It would be great to get them both back, but even if borders opened tomorrow, the world has changed. Their potential to drive new growth is gone.
So what next?
Is it value-added foods? Is it a southern hemisphere tech hub? Is it film and creative arts?
There are many areas with potential. In fact, we've been talking about them for years.
Will the crisis force us to finally act?
One of the most heartening things about my job in the past few weeks has been talking to small and medium-sized business people (there's a podcast coming later this month) about how they confronted the Covid challenge.
I've talked to people who changed strategy – or in some cases - reinvented their companies - in just days and weeks.
A reoccurring theme has been that they were forced to move rapidly on issues they knew that had to do confront eventually.

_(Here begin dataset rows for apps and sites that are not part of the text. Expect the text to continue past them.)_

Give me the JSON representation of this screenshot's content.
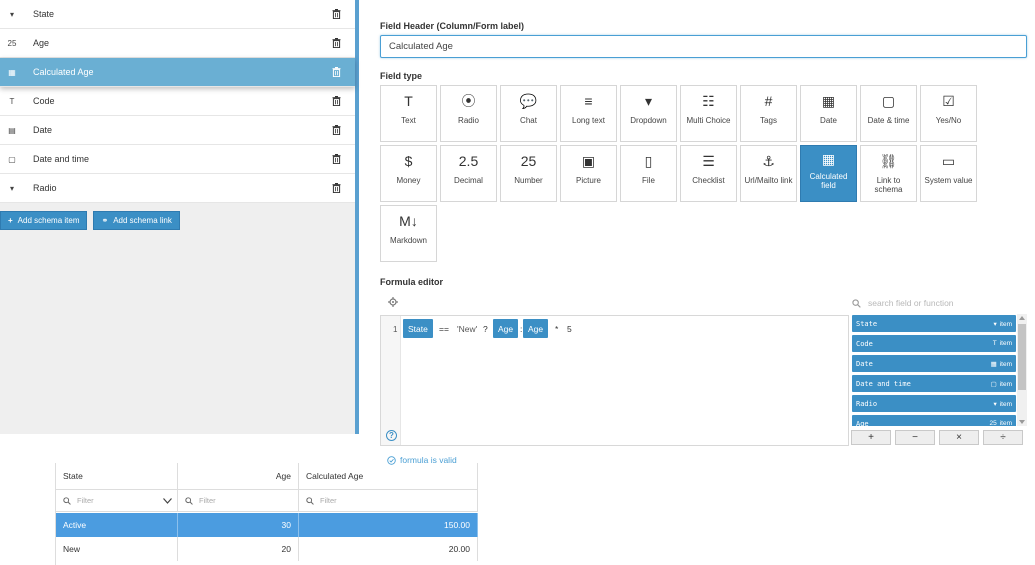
{
  "schema": {
    "items": [
      {
        "icon": "dropdown-icon",
        "glyph": "▾",
        "label": "State"
      },
      {
        "icon": "number-icon",
        "glyph": "25",
        "label": "Age"
      },
      {
        "icon": "calculated-icon",
        "glyph": "▦",
        "label": "Calculated Age",
        "selected": true
      },
      {
        "icon": "text-icon",
        "glyph": "T",
        "label": "Code"
      },
      {
        "icon": "date-icon",
        "glyph": "▤",
        "label": "Date"
      },
      {
        "icon": "datetime-icon",
        "glyph": "▢",
        "label": "Date and time"
      },
      {
        "icon": "radio-icon",
        "glyph": "▾",
        "label": "Radio"
      }
    ],
    "add_item_label": "Add schema item",
    "add_link_label": "Add schema link"
  },
  "field": {
    "header_label": "Field Header (Column/Form label)",
    "header_value": "Calculated Age",
    "type_label": "Field type",
    "types": [
      {
        "icon": "text-icon",
        "glyph": "T",
        "label": "Text"
      },
      {
        "icon": "radio-icon",
        "glyph": "⦿",
        "label": "Radio"
      },
      {
        "icon": "chat-icon",
        "glyph": "💬",
        "label": "Chat"
      },
      {
        "icon": "long-text-icon",
        "glyph": "≡",
        "label": "Long text"
      },
      {
        "icon": "dropdown-icon",
        "glyph": "▾",
        "label": "Dropdown"
      },
      {
        "icon": "multi-choice-icon",
        "glyph": "☷",
        "label": "Multi Choice"
      },
      {
        "icon": "tags-icon",
        "glyph": "#",
        "label": "Tags"
      },
      {
        "icon": "date-icon",
        "glyph": "▦",
        "label": "Date"
      },
      {
        "icon": "date-time-icon",
        "glyph": "▢",
        "label": "Date & time"
      },
      {
        "icon": "yes-no-icon",
        "glyph": "☑",
        "label": "Yes/No"
      },
      {
        "icon": "money-icon",
        "glyph": "$",
        "label": "Money"
      },
      {
        "icon": "decimal-icon",
        "glyph": "2.5",
        "label": "Decimal"
      },
      {
        "icon": "number-icon",
        "glyph": "25",
        "label": "Number"
      },
      {
        "icon": "picture-icon",
        "glyph": "▣",
        "label": "Picture"
      },
      {
        "icon": "file-icon",
        "glyph": "▯",
        "label": "File"
      },
      {
        "icon": "checklist-icon",
        "glyph": "☰",
        "label": "Checklist"
      },
      {
        "icon": "anchor-icon",
        "glyph": "⚓",
        "label": "Url/Mailto link"
      },
      {
        "icon": "calculated-field-icon",
        "glyph": "▦",
        "label": "Calculated field",
        "active": true
      },
      {
        "icon": "link-icon",
        "glyph": "⛓",
        "label": "Link to schema"
      },
      {
        "icon": "system-value-icon",
        "glyph": "▭",
        "label": "System value"
      },
      {
        "icon": "markdown-icon",
        "glyph": "M↓",
        "label": "Markdown"
      }
    ]
  },
  "formula": {
    "label": "Formula editor",
    "line_number": "1",
    "tokens": [
      {
        "kind": "field",
        "text": "State"
      },
      {
        "kind": "op",
        "text": "=="
      },
      {
        "kind": "str",
        "text": "'New'"
      },
      {
        "kind": "op",
        "text": "?"
      },
      {
        "kind": "field",
        "text": "Age"
      },
      {
        "kind": "op",
        "text": ":"
      },
      {
        "kind": "field",
        "text": "Age"
      },
      {
        "kind": "op",
        "text": "*"
      },
      {
        "kind": "op",
        "text": "5"
      }
    ],
    "search_placeholder": "search field or function",
    "fields": [
      {
        "name": "State",
        "type": "item",
        "glyph": "▾"
      },
      {
        "name": "Code",
        "type": "item",
        "glyph": "T"
      },
      {
        "name": "Date",
        "type": "item",
        "glyph": "▦"
      },
      {
        "name": "Date and time",
        "type": "item",
        "glyph": "▢"
      },
      {
        "name": "Radio",
        "type": "item",
        "glyph": "▾"
      },
      {
        "name": "Age",
        "type": "item",
        "glyph": "25"
      }
    ],
    "operators": [
      "+",
      "−",
      "×",
      "÷"
    ],
    "valid_text": "formula is valid"
  },
  "grid": {
    "columns": [
      "State",
      "Age",
      "Calculated Age"
    ],
    "filter_placeholder": "Filter",
    "rows": [
      {
        "state": "Active",
        "age": "30",
        "calc": "150.00",
        "selected": true
      },
      {
        "state": "New",
        "age": "20",
        "calc": "20.00"
      }
    ]
  },
  "colors": {
    "accent": "#3b8fc5",
    "selected_row": "#6aafd3",
    "grid_selected": "#4b9ce0"
  }
}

Without the urgency of a crisis, they'd been content to keep thinking about big tech upgrades and new growth strategies with an assumption these involve months of planning.
Implementation was something for next year or the year after.
When Covid hit, revenue plunged and they faced a choice between shutting down or acting fast.
Across the board, it's incredible what New Zealand's business people have had to do in the past few months.
They can't all be success stories. Many have faced circumstances that are just too brutal.
But many more have surprised themselves and now see pathways to survive.
This is the energy the economy needs to harness to thrive in the next decade.
This is what the next Government needs to foster and translate into policy.
And this is the kind of dexterity with which the next Government needs to think.